For the first version, it was clear to us that we had to deliver an easy to use interface quickly, without spending too much effort on nitty-gritty details of the visual appearance. This way, we could get user feedback as soon as possible and progress from there. Our component library of choice was nativebase.io. Its native looking components allow us to quickly create and prototype the interface with a shallow yet redux only backend in place.
App Development Highlights

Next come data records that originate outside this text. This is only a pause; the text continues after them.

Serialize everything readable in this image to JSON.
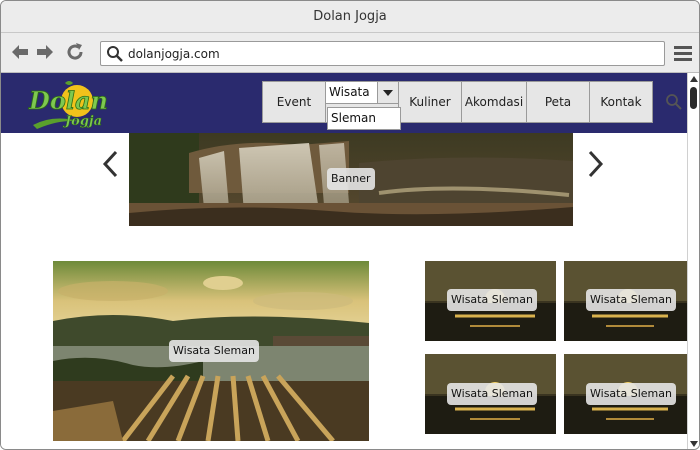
{
  "browser": {
    "window_title": "Dolan Jogja",
    "address": "dolanjogja.com"
  },
  "site": {
    "logo": {
      "line1": "Dolan",
      "line2": "Jogja"
    },
    "nav": {
      "event": "Event",
      "wisata_selected": "Wisata",
      "wisata_options": [
        "Sleman"
      ],
      "kuliner": "Kuliner",
      "akomodasi": "Akomdasi",
      "peta": "Peta",
      "kontak": "Kontak"
    },
    "banner": {
      "caption": "Banner"
    },
    "featured": {
      "caption": "Wisata Sleman"
    },
    "grid": [
      {
        "caption": "Wisata Sleman"
      },
      {
        "caption": "Wisata Sleman"
      },
      {
        "caption": "Wisata Sleman"
      },
      {
        "caption": "Wisata Sleman"
      }
    ]
  },
  "colors": {
    "header_bg": "#2a2a6e",
    "nav_bg": "#e6e6e6",
    "chrome_bg": "#ececec"
  },
  "icons": [
    "back-arrow-icon",
    "forward-arrow-icon",
    "reload-icon",
    "search-icon",
    "hamburger-menu-icon",
    "chevron-left-icon",
    "chevron-right-icon"
  ]
}
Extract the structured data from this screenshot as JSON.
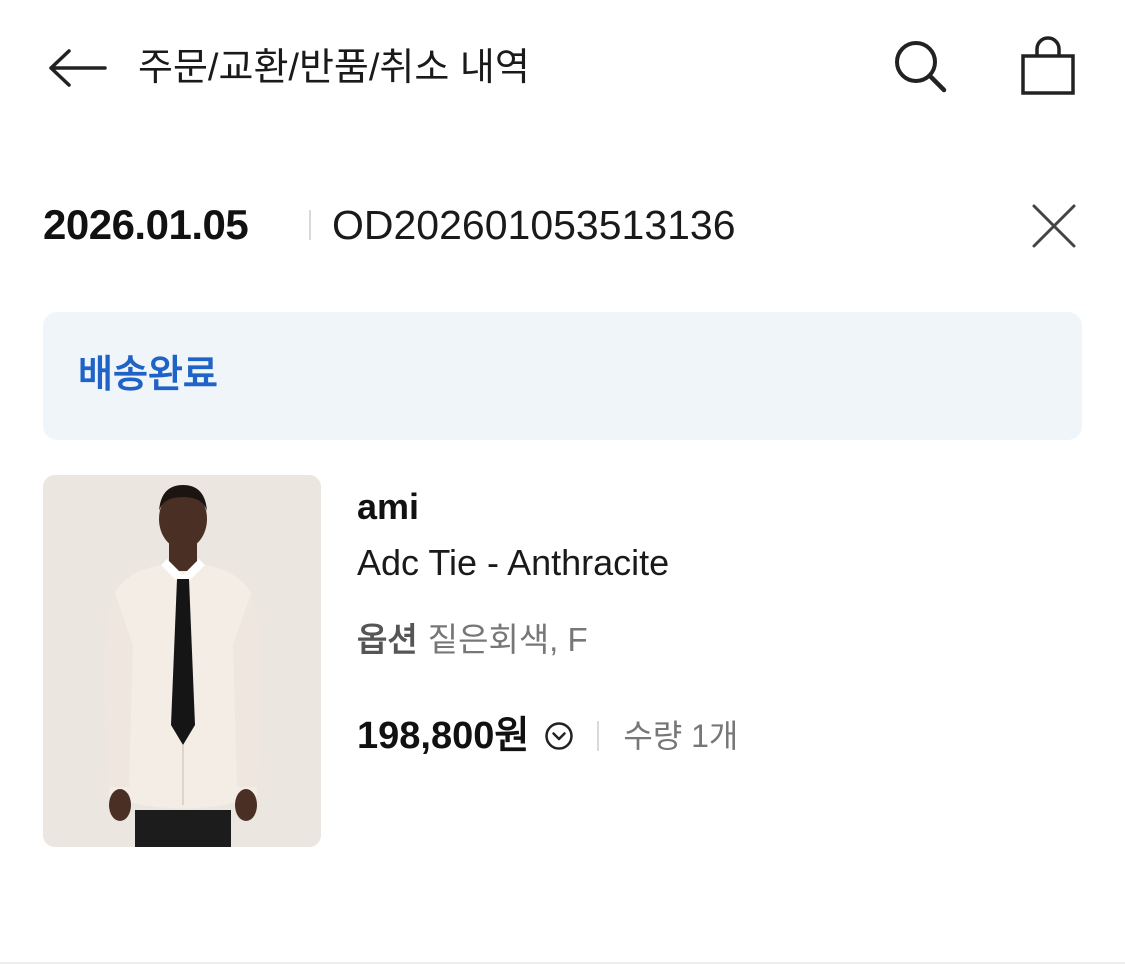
{
  "header": {
    "title": "주문/교환/반품/취소 내역",
    "back_icon": "arrow-left-icon",
    "search_icon": "search-icon",
    "bag_icon": "shopping-bag-icon"
  },
  "order": {
    "date": "2026.01.05",
    "number": "OD202601053513136",
    "close_icon": "close-icon"
  },
  "status": {
    "label": "배송완료",
    "color": "#1f63c6",
    "background": "#f0f5fa"
  },
  "product": {
    "brand": "ami",
    "name": "Adc Tie - Anthracite",
    "option_label": "옵션",
    "option_value": "짙은회색, F",
    "price": "198,800원",
    "price_toggle_icon": "chevron-down-circle-icon",
    "quantity": "수량 1개",
    "image": "product-photo"
  }
}
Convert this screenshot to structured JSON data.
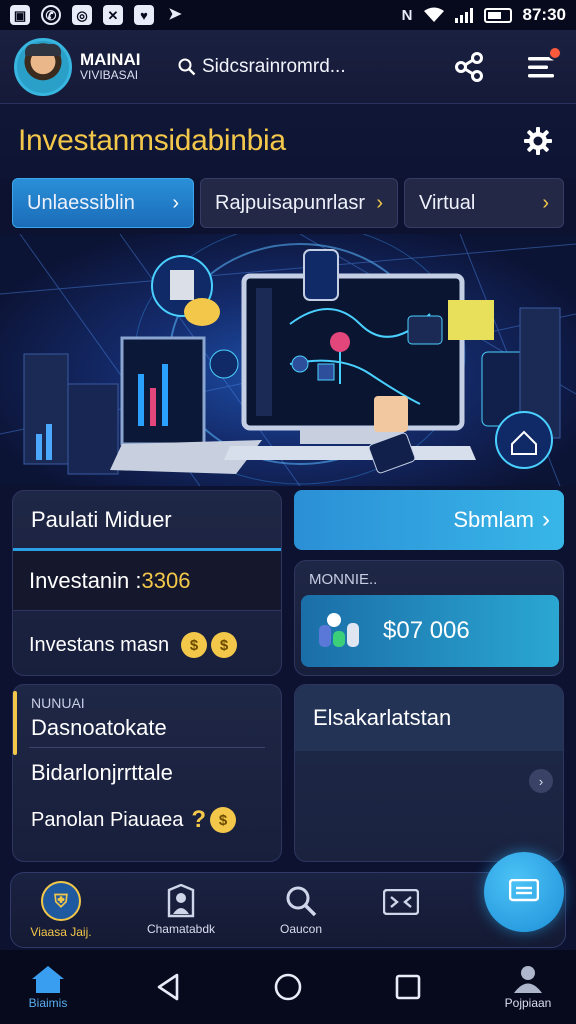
{
  "status_bar": {
    "time": "87:30",
    "left_icons": [
      "image-icon",
      "whatsapp-icon",
      "instagram-icon",
      "x-icon",
      "heart-icon",
      "send-icon"
    ],
    "right_icons": [
      "nfc-icon",
      "wifi-icon",
      "signal-icon",
      "battery-icon"
    ]
  },
  "header": {
    "brand_line1": "MAINAI",
    "brand_line2": "VIVIBASAI",
    "search_text": "Sidcsrainromrd...",
    "has_notification": true
  },
  "page": {
    "title": "Investanmsidabinbia"
  },
  "tabs": [
    {
      "label": "Unlaessiblin",
      "active": true
    },
    {
      "label": "Rajpuisapunrlasr",
      "active": false
    },
    {
      "label": "Virtual",
      "active": false
    }
  ],
  "cards": {
    "primary": {
      "title": "Paulati Miduer",
      "investment_label": "Investanin :",
      "investment_value": "3306",
      "summary_label": "Investans masn"
    },
    "submit_label": "Sbmlam",
    "money": {
      "label": "MONNIE..",
      "amount": "$07 006"
    },
    "notes": {
      "label": "NUNUAI",
      "line1": "Dasnoatokate",
      "line2": "Bidarlonjrrttale",
      "line3": "Panolan Piauaea"
    },
    "right_panel": {
      "title": "Elsakarlatstan"
    }
  },
  "bottom_nav": [
    {
      "label": "Viaasa Jaij.",
      "icon": "shield-icon",
      "active": true
    },
    {
      "label": "Chamatabdk",
      "icon": "user-badge-icon",
      "active": false
    },
    {
      "label": "Oaucon",
      "icon": "search-icon",
      "active": false
    },
    {
      "label": "",
      "icon": "ticket-icon",
      "active": false
    }
  ],
  "system_nav": {
    "home_label": "Biaimis",
    "profile_label": "Pojpiaan"
  },
  "colors": {
    "accent_blue": "#2a8fd8",
    "accent_gold": "#f3c84a",
    "background": "#0d1230"
  }
}
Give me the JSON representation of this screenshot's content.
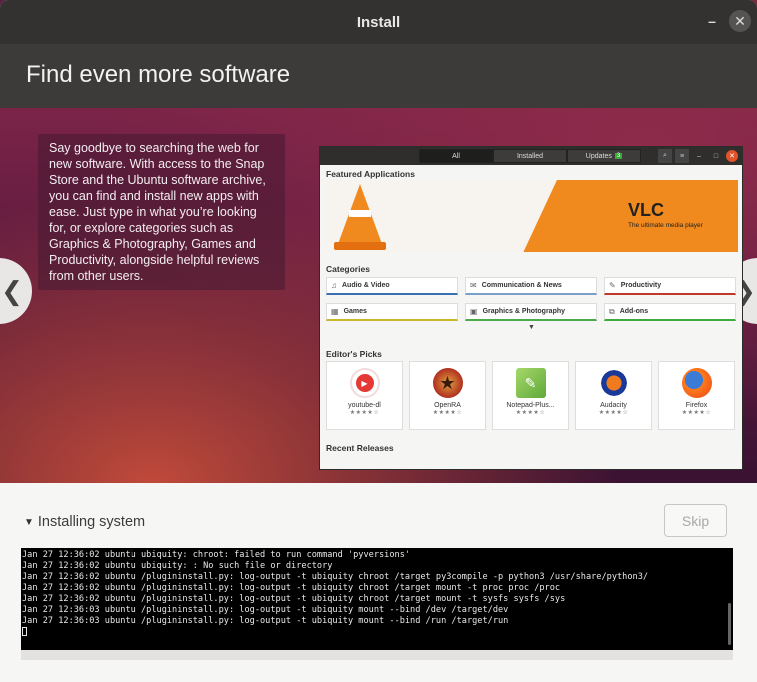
{
  "window": {
    "title": "Install"
  },
  "banner": {
    "heading": "Find even more software"
  },
  "slide": {
    "description": "Say goodbye to searching the web for new software. With access to the Snap Store and the Ubuntu software archive, you can find and install new apps with ease. Just type in what you’re looking for, or explore categories such as Graphics & Photography, Games and Productivity, alongside helpful reviews from other users.",
    "prev_glyph": "❮",
    "next_glyph": "❯"
  },
  "software_center": {
    "tabs": [
      "All",
      "Installed",
      "Updates"
    ],
    "updates_count": "3",
    "featured_label": "Featured Applications",
    "featured_app": {
      "name": "VLC",
      "tagline": "The ultimate media player"
    },
    "categories_label": "Categories",
    "categories": [
      {
        "label": "Audio & Video",
        "icon": "♫",
        "color": "#3a6fb0"
      },
      {
        "label": "Communication & News",
        "icon": "✉",
        "color": "#7a9fc8"
      },
      {
        "label": "Productivity",
        "icon": "✎",
        "color": "#c0392b"
      },
      {
        "label": "Games",
        "icon": "▦",
        "color": "#c9b62a"
      },
      {
        "label": "Graphics & Photography",
        "icon": "▣",
        "color": "#4caa4c"
      },
      {
        "label": "Add-ons",
        "icon": "⧉",
        "color": "#3cab3c"
      }
    ],
    "editors_picks_label": "Editor's Picks",
    "editors_picks": [
      {
        "name": "youtube-dl",
        "stars": "★★★★☆"
      },
      {
        "name": "OpenRA",
        "stars": "★★★★☆"
      },
      {
        "name": "Notepad-Plus...",
        "stars": "★★★★☆"
      },
      {
        "name": "Audacity",
        "stars": "★★★★☆"
      },
      {
        "name": "Firefox",
        "stars": "★★★★☆"
      }
    ],
    "recent_releases_label": "Recent Releases"
  },
  "install": {
    "section_label": "Installing system",
    "skip_label": "Skip",
    "log_lines": [
      "Jan 27 12:36:02 ubuntu ubiquity: chroot: failed to run command 'pyversions'",
      "Jan 27 12:36:02 ubuntu ubiquity: : No such file or directory",
      "Jan 27 12:36:02 ubuntu /plugininstall.py: log-output -t ubiquity chroot /target py3compile -p python3 /usr/share/python3/",
      "Jan 27 12:36:02 ubuntu /plugininstall.py: log-output -t ubiquity chroot /target mount -t proc proc /proc",
      "Jan 27 12:36:02 ubuntu /plugininstall.py: log-output -t ubiquity chroot /target mount -t sysfs sysfs /sys",
      "Jan 27 12:36:03 ubuntu /plugininstall.py: log-output -t ubiquity mount --bind /dev /target/dev",
      "Jan 27 12:36:03 ubuntu /plugininstall.py: log-output -t ubiquity mount --bind /run /target/run"
    ]
  }
}
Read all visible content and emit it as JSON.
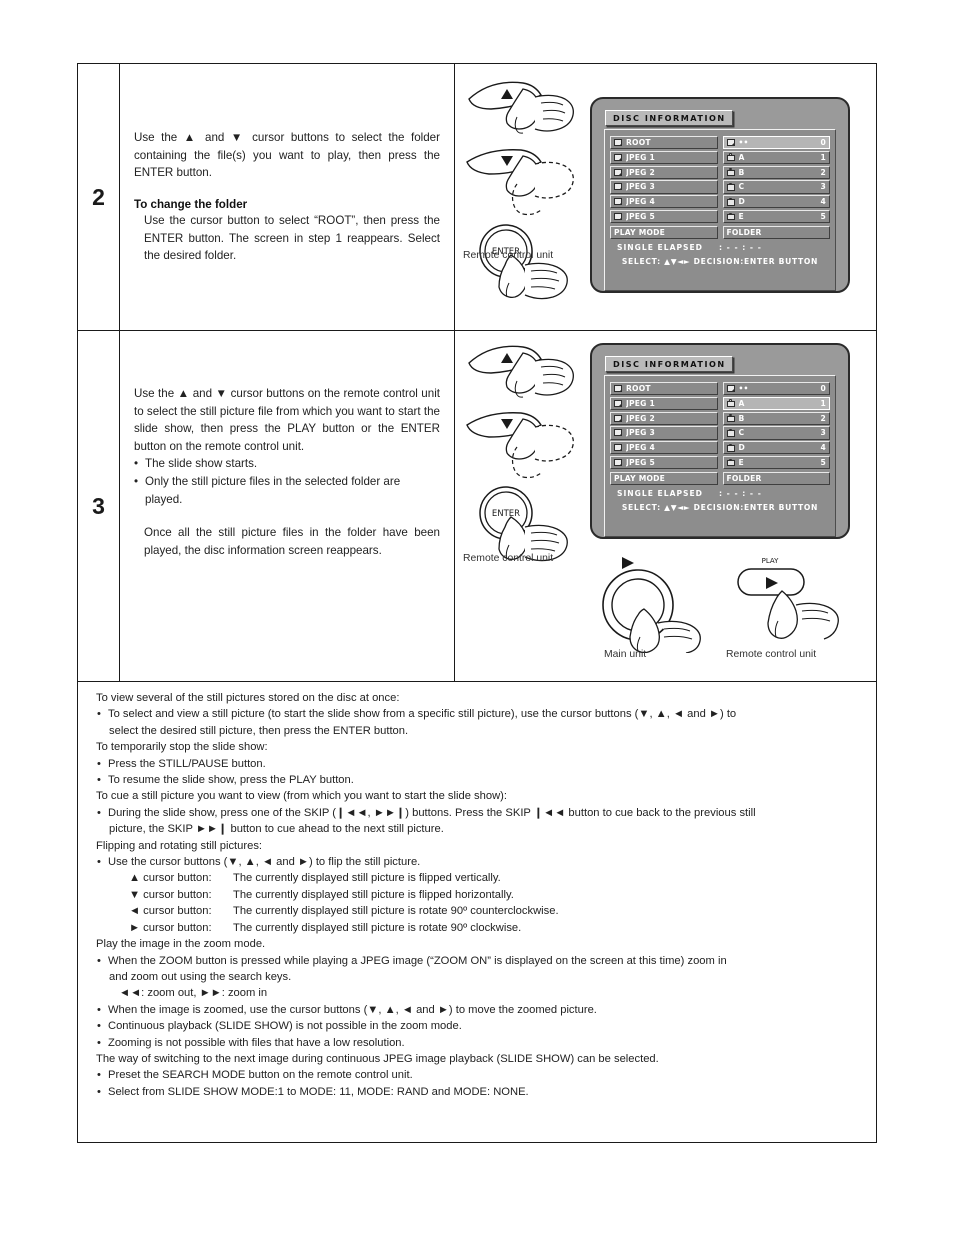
{
  "steps": [
    {
      "number": "2",
      "paragraphs": [
        "Use the ▲ and ▼ cursor buttons to select the folder containing the file(s) you want to play, then press the ENTER button."
      ],
      "subhead": "To change the folder",
      "subtext": "Use the cursor button to select “ROOT”, then press the ENTER button. The screen in step 1 reappears. Select the desired folder.",
      "caption_remote": "Remote control unit"
    },
    {
      "number": "3",
      "paragraphs": [
        "Use the ▲ and ▼ cursor buttons on the remote control unit to select the still picture file from which you want to start the slide show, then press the PLAY button or the ENTER button on the remote control unit."
      ],
      "bullets": [
        "The slide show starts.",
        "Only the still picture files in the selected folder are played."
      ],
      "tail": "Once all the still picture files in the folder have been played, the disc information screen reappears.",
      "caption_remote": "Remote control unit",
      "caption_main": "Main unit",
      "caption_remote2": "Remote control unit",
      "play_label": "PLAY"
    }
  ],
  "osd": {
    "title": "DISC INFORMATION",
    "folders": [
      {
        "icon": "folder-icon",
        "label": "ROOT"
      },
      {
        "icon": "folder-icon",
        "label": "JPEG 1"
      },
      {
        "icon": "folder-icon",
        "label": "JPEG 2"
      },
      {
        "icon": "folder-icon",
        "label": "JPEG 3"
      },
      {
        "icon": "folder-icon",
        "label": "JPEG 4"
      },
      {
        "icon": "folder-icon",
        "label": "JPEG 5"
      }
    ],
    "files": [
      {
        "icon": "folder-icon",
        "label": "••",
        "num": "0"
      },
      {
        "icon": "photo-icon",
        "label": "A",
        "num": "1"
      },
      {
        "icon": "photo-icon",
        "label": "B",
        "num": "2"
      },
      {
        "icon": "photo-icon",
        "label": "C",
        "num": "3"
      },
      {
        "icon": "photo-icon",
        "label": "D",
        "num": "4"
      },
      {
        "icon": "photo-icon",
        "label": "E",
        "num": "5"
      }
    ],
    "selected_index_step2": 0,
    "selected_index_step3": 1,
    "play_mode_label": "PLAY MODE",
    "play_mode_value": "FOLDER",
    "elapsed_label": "SINGLE ELAPSED",
    "elapsed_value": ": - - : - -",
    "select_line": "SELECT: ▲▼◄►  DECISION:ENTER BUTTON"
  },
  "remote_keys": {
    "up": "▲",
    "down": "▼",
    "enter": "ENTER",
    "play_arrow": "►"
  },
  "notes": {
    "l1": "To view several of the still pictures stored on the disc at once:",
    "b1a": "To select and view a still picture (to start the slide show from a specific still picture), use the cursor buttons (▼, ▲, ◄ and ►) to",
    "b1b": "select the desired still picture, then press the ENTER button.",
    "l2": "To temporarily stop the slide show:",
    "b2": "Press the STILL/PAUSE button.",
    "b3": "To resume the slide show, press the PLAY button.",
    "l3": "To cue a still picture you want to view (from which you want to start the slide show):",
    "b4a": "During the slide show, press one of the SKIP (❙◄◄, ►►❙) buttons. Press the SKIP ❙◄◄ button to cue back to the previous still",
    "b4b": "picture, the SKIP ►►❙ button to cue ahead to the next still picture.",
    "l4": "Flipping and rotating still pictures:",
    "b5": "Use the cursor buttons (▼, ▲, ◄ and ►) to flip the still picture.",
    "s1k": "▲ cursor button:",
    "s1v": "The currently displayed still picture is flipped vertically.",
    "s2k": "▼ cursor button:",
    "s2v": "The currently displayed still picture is flipped horizontally.",
    "s3k": "◄ cursor button:",
    "s3v": "The currently displayed still picture is rotate 90º counterclockwise.",
    "s4k": "► cursor button:",
    "s4v": "The currently displayed still picture is rotate 90º clockwise.",
    "l5": "Play the image in the zoom mode.",
    "b6a": "When the ZOOM button is pressed while playing a JPEG image (“ZOOM ON” is displayed on the screen at this time) zoom in",
    "b6b": "and zoom out using the search keys.",
    "b6c": "◄◄: zoom out, ►►: zoom in",
    "b7": "When the image is zoomed, use the cursor buttons (▼, ▲, ◄ and ►) to move the zoomed picture.",
    "b8": "Continuous playback (SLIDE SHOW) is not possible in the zoom mode.",
    "b9": "Zooming is not possible with files that have a low resolution.",
    "l6": "The way of switching to the next image during continuous JPEG image playback (SLIDE SHOW) can be selected.",
    "b10": "Preset the SEARCH MODE button on the remote control unit.",
    "b11": "Select from SLIDE SHOW MODE:1 to MODE: 11, MODE: RAND and MODE: NONE."
  }
}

We built the application in tight collaboration with Greenstep’s team. We ran weekly meetings updating on the progress, following an agile method. Most of the application development went smoothly with the usual hurdles and challenges. However, some hurdles are bigger than others. When building React Native applications you try to use as many pre-built components as possible, to be able to progress rapidly. In our initial planning, we had chosen a navigation package that worked well, to a point. Halfway through development, we realised that we had a conceptual problem with the way we handled the deserialization and serialization, and the application state. This meant that we had to reconceptualise and rebuild the whole application state (a global object, which holds a whole copy of all data locally available for the application) in the middle of the project. This was time-consuming and frustrating, and of course, we also rebuilt the navigation on the side, based on another package that suited our needs better. Thankfully, we timely noticed this insufficiency and were able to fix our problems before launch. This rebuild also enabled us to structure our code in a better way to ensure having only one source of truth for data propagated throughout the app's components of the application, but also to refactor a big part of the application in the process. This made further development smoother and way easier to debug.
After several iterations working closely together with Greenstep's team, we started connecting the app with the API from Bezala and worked together with the great developers of the Bezala server-side to implement new features with changes needed on the API.
Launches are interesting. They can be extremely dramatic and exhilarating or calm and mundane. The Bezala launch was the former. When the app went live, we noticed that a considerable amount of users were unable to log in to the app due to an error. First-impressions are important, especially with applications and fortunately, we were able to fix the error within an hour of us noticing it.
Moving ForwUI/Moving Forward
We are currently in the process of doing a UX redesign of the application. The current version follows best practices and is adequate from a users point of view. But following best practices is not always the path to the most intuitive user interface, and we realised this when using the app extensively ourselves. The addition of UX designer Alessia to the Bezala team enabled us to build a prototype that impressed Greenstep's team to such an extent that we are now also in the process of rebuilding the online version of Bezala at bezala.com.
Discover the Bezala case study here.